### [TASK ITEM]
The records follow. Filter them to the lines that hold "this".

(App and web page records)
■ ■ ■ ■ ■

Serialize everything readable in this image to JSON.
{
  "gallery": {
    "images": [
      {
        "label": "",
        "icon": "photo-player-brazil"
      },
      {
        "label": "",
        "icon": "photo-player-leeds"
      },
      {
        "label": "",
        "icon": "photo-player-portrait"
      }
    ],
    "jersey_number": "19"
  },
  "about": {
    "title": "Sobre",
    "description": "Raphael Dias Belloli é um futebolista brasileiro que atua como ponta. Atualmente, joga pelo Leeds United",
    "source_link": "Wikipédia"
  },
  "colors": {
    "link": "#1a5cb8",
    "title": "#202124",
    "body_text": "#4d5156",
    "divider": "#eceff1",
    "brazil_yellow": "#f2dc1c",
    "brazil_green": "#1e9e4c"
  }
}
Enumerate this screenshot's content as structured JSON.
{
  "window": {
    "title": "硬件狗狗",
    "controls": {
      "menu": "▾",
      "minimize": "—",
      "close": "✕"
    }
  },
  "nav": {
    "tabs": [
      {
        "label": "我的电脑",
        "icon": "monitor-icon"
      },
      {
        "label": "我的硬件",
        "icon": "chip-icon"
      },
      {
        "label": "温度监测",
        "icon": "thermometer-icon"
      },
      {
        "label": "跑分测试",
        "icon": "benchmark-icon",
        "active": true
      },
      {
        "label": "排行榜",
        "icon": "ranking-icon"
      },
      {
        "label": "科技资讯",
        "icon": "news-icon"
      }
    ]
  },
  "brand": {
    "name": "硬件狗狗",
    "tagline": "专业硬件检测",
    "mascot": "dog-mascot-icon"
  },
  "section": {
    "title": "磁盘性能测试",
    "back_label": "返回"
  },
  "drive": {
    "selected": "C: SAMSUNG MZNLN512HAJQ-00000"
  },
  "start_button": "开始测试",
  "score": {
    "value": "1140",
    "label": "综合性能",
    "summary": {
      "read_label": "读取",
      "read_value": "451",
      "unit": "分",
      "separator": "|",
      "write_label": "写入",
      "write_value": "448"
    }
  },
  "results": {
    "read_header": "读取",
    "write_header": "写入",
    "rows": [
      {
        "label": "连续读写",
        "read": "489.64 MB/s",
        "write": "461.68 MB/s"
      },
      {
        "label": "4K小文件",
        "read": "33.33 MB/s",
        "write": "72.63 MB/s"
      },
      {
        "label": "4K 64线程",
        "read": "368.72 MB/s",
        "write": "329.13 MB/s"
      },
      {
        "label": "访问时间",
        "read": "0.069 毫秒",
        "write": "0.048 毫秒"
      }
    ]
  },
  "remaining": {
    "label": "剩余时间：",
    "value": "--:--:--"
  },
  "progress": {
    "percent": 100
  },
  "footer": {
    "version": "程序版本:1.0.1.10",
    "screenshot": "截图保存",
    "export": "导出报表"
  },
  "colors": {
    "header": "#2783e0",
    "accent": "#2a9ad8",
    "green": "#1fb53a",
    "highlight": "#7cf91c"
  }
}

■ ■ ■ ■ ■

### [RESPONSE BOX]
Serialize everything readable in this image to JSON.
Enumerate this screenshot's content as structured JSON.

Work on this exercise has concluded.